Cycling road rule changes promote safer bike riding

27 June 2017

Bike riders found using hand-held mobile phones while riding can be issued with a $476 on the spot fine under a new road rule from July 1.

This means police no longer have to charge riders and take them to court, a costly and time-consuming process that ties up police resources.

Instead, police can issue cyclists an on the spot fine, just as they can to drivers of motorised vehicles found using a hand-held phone while driving.
This important change was considered necessary to encourage riders to cease this very distracting and potentially deadly behaviour and ensure all road users are treated in a courteous manner.

VicRoads Director Road User and Vehicle Access, Robyn Seymour, said using a hand-held mobile phone to text or make calls was just as distracting for a cyclist as it was for a motorist.

“Not paying attention, even for a split-second, while riding or driving can result in tragedy, and it is imperative that cyclists and drivers concentrate and focus when on our roads,” Ms Seymour said.

“Just like drivers, riders must pull over to the roadside and stop before they can touch their phone handset to text or make calls.” 

Other changes coming into effect on July 1 are designed to clarify existing road rules and practices.

Under VicRoads commitment to safer cycling provisions benefiting all road users, riders will be able to use most bus lanes where a dedicated bike lane does not exist, removing cyclists from car lanes.

Cyclists have used bus lanes on two of Melbourne’s busiest arterials, Hoddle Street and Johnston Street, for more than five years without any recorded crashes between bikes and buses, or impact on bus travel times. 

Riders have been able to access at least 14 Melbourne bus lanes for several years, and as of July 1, will be able to ride in all bus lanes unless otherwise signed. 

Research conducted by the Monash University Accident Research Centre shows cyclists are safer riding in bus lanes than in general traffic next to faster moving vehicles.

Other rule changes clarify that drivers must give way to bikes in a similar way to pedestrians at bicycle crossing lights and remove a redundant rule requiring rear-mounted bike carriers to be detached from vehicles when not in use.

The changes were developed following an independent review of Victoria’s cycling road rules and extensive consultation with the community, Victoria Police, cycling groups and the bus industry.

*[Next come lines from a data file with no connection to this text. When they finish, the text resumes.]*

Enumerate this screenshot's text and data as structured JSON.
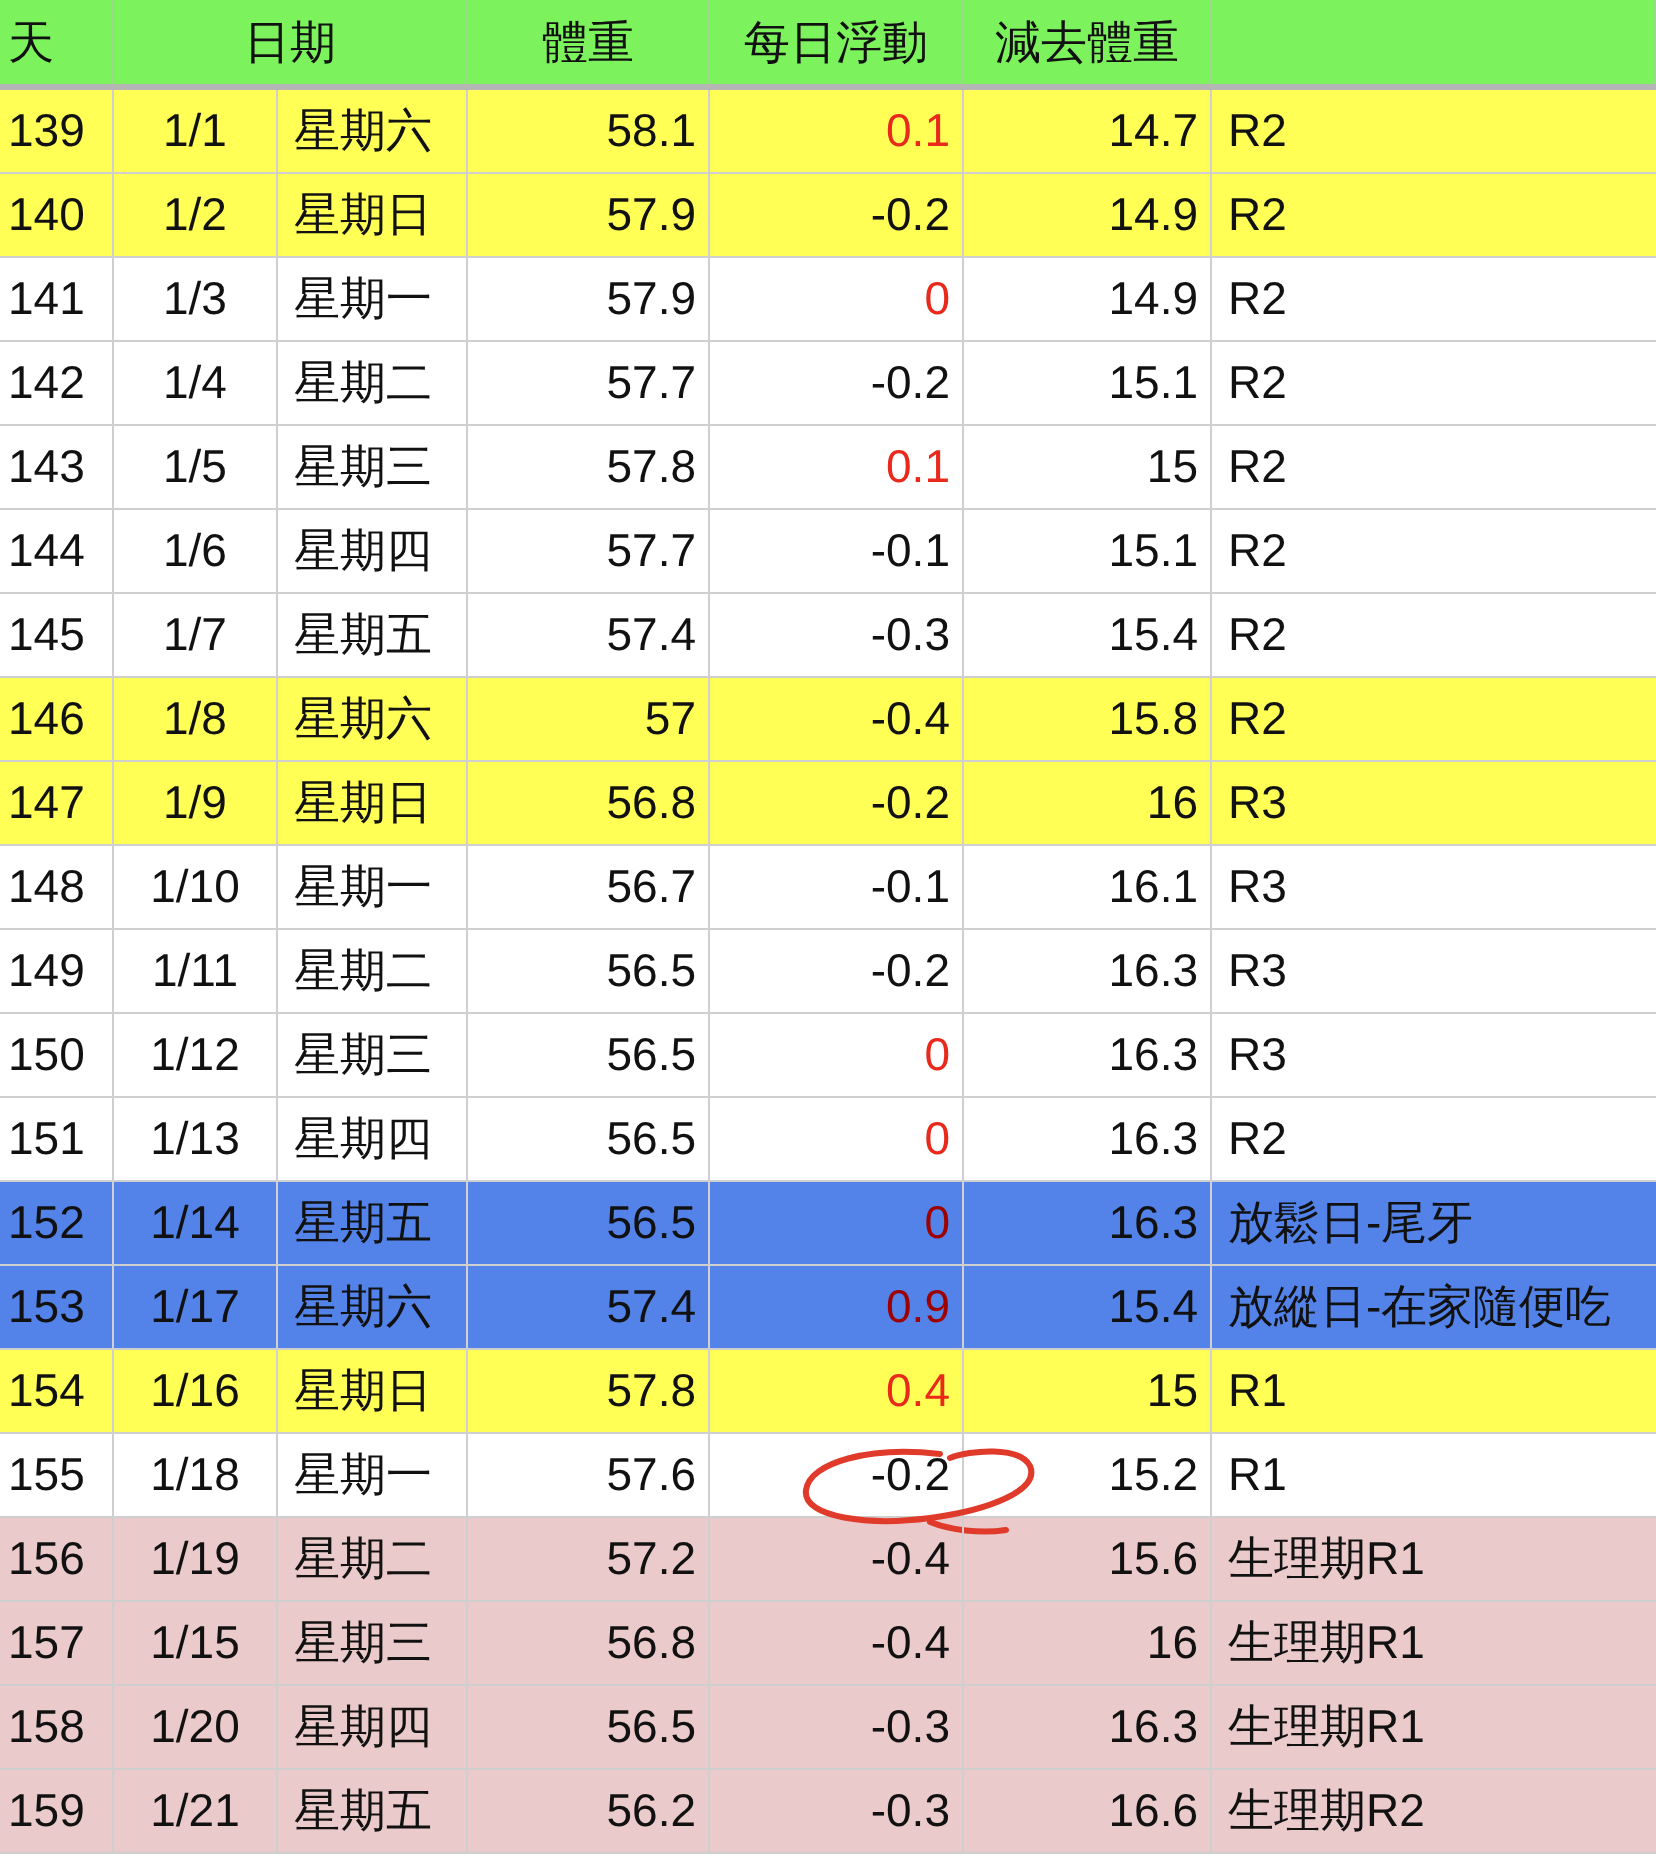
{
  "table": {
    "columns": [
      {
        "label": "天"
      },
      {
        "label": "日期"
      },
      {
        "label": "體重"
      },
      {
        "label": "每日浮動"
      },
      {
        "label": "減去體重"
      }
    ],
    "rows": [
      {
        "kind": "weekend",
        "day": "139",
        "date": "1/1",
        "weekday": "星期六",
        "weight": "58.1",
        "delta": "0.1",
        "delta_red": true,
        "lost": "14.7",
        "note": "R2"
      },
      {
        "kind": "weekend",
        "day": "140",
        "date": "1/2",
        "weekday": "星期日",
        "weight": "57.9",
        "delta": "-0.2",
        "delta_red": false,
        "lost": "14.9",
        "note": "R2"
      },
      {
        "kind": "normal",
        "day": "141",
        "date": "1/3",
        "weekday": "星期一",
        "weight": "57.9",
        "delta": "0",
        "delta_red": true,
        "lost": "14.9",
        "note": "R2"
      },
      {
        "kind": "normal",
        "day": "142",
        "date": "1/4",
        "weekday": "星期二",
        "weight": "57.7",
        "delta": "-0.2",
        "delta_red": false,
        "lost": "15.1",
        "note": "R2"
      },
      {
        "kind": "normal",
        "day": "143",
        "date": "1/5",
        "weekday": "星期三",
        "weight": "57.8",
        "delta": "0.1",
        "delta_red": true,
        "lost": "15",
        "note": "R2"
      },
      {
        "kind": "normal",
        "day": "144",
        "date": "1/6",
        "weekday": "星期四",
        "weight": "57.7",
        "delta": "-0.1",
        "delta_red": false,
        "lost": "15.1",
        "note": "R2"
      },
      {
        "kind": "normal",
        "day": "145",
        "date": "1/7",
        "weekday": "星期五",
        "weight": "57.4",
        "delta": "-0.3",
        "delta_red": false,
        "lost": "15.4",
        "note": "R2"
      },
      {
        "kind": "weekend",
        "day": "146",
        "date": "1/8",
        "weekday": "星期六",
        "weight": "57",
        "delta": "-0.4",
        "delta_red": false,
        "lost": "15.8",
        "note": "R2"
      },
      {
        "kind": "weekend",
        "day": "147",
        "date": "1/9",
        "weekday": "星期日",
        "weight": "56.8",
        "delta": "-0.2",
        "delta_red": false,
        "lost": "16",
        "note": "R3"
      },
      {
        "kind": "normal",
        "day": "148",
        "date": "1/10",
        "weekday": "星期一",
        "weight": "56.7",
        "delta": "-0.1",
        "delta_red": false,
        "lost": "16.1",
        "note": "R3"
      },
      {
        "kind": "normal",
        "day": "149",
        "date": "1/11",
        "weekday": "星期二",
        "weight": "56.5",
        "delta": "-0.2",
        "delta_red": false,
        "lost": "16.3",
        "note": "R3"
      },
      {
        "kind": "normal",
        "day": "150",
        "date": "1/12",
        "weekday": "星期三",
        "weight": "56.5",
        "delta": "0",
        "delta_red": true,
        "lost": "16.3",
        "note": "R3"
      },
      {
        "kind": "normal",
        "day": "151",
        "date": "1/13",
        "weekday": "星期四",
        "weight": "56.5",
        "delta": "0",
        "delta_red": true,
        "lost": "16.3",
        "note": "R2"
      },
      {
        "kind": "cheat",
        "day": "152",
        "date": "1/14",
        "weekday": "星期五",
        "weight": "56.5",
        "delta": "0",
        "delta_red": true,
        "lost": "16.3",
        "note": "放鬆日-尾牙"
      },
      {
        "kind": "cheat",
        "day": "153",
        "date": "1/17",
        "weekday": "星期六",
        "weight": "57.4",
        "delta": "0.9",
        "delta_red": true,
        "lost": "15.4",
        "note": "放縱日-在家隨便吃"
      },
      {
        "kind": "weekend",
        "day": "154",
        "date": "1/16",
        "weekday": "星期日",
        "weight": "57.8",
        "delta": "0.4",
        "delta_red": true,
        "lost": "15",
        "note": "R1"
      },
      {
        "kind": "normal",
        "day": "155",
        "date": "1/18",
        "weekday": "星期一",
        "weight": "57.6",
        "delta": "-0.2",
        "delta_red": false,
        "circled": true,
        "lost": "15.2",
        "note": "R1"
      },
      {
        "kind": "period",
        "day": "156",
        "date": "1/19",
        "weekday": "星期二",
        "weight": "57.2",
        "delta": "-0.4",
        "delta_red": false,
        "lost": "15.6",
        "note": "生理期R1"
      },
      {
        "kind": "period",
        "day": "157",
        "date": "1/15",
        "weekday": "星期三",
        "weight": "56.8",
        "delta": "-0.4",
        "delta_red": false,
        "lost": "16",
        "note": "生理期R1"
      },
      {
        "kind": "period",
        "day": "158",
        "date": "1/20",
        "weekday": "星期四",
        "weight": "56.5",
        "delta": "-0.3",
        "delta_red": false,
        "lost": "16.3",
        "note": "生理期R1"
      },
      {
        "kind": "period",
        "day": "159",
        "date": "1/21",
        "weekday": "星期五",
        "weight": "56.2",
        "delta": "-0.3",
        "delta_red": false,
        "lost": "16.6",
        "note": "生理期R2"
      }
    ]
  }
}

Was this page helpful?

Take a moment to tell us why. If you'd like a response to your feedback, please message us instead.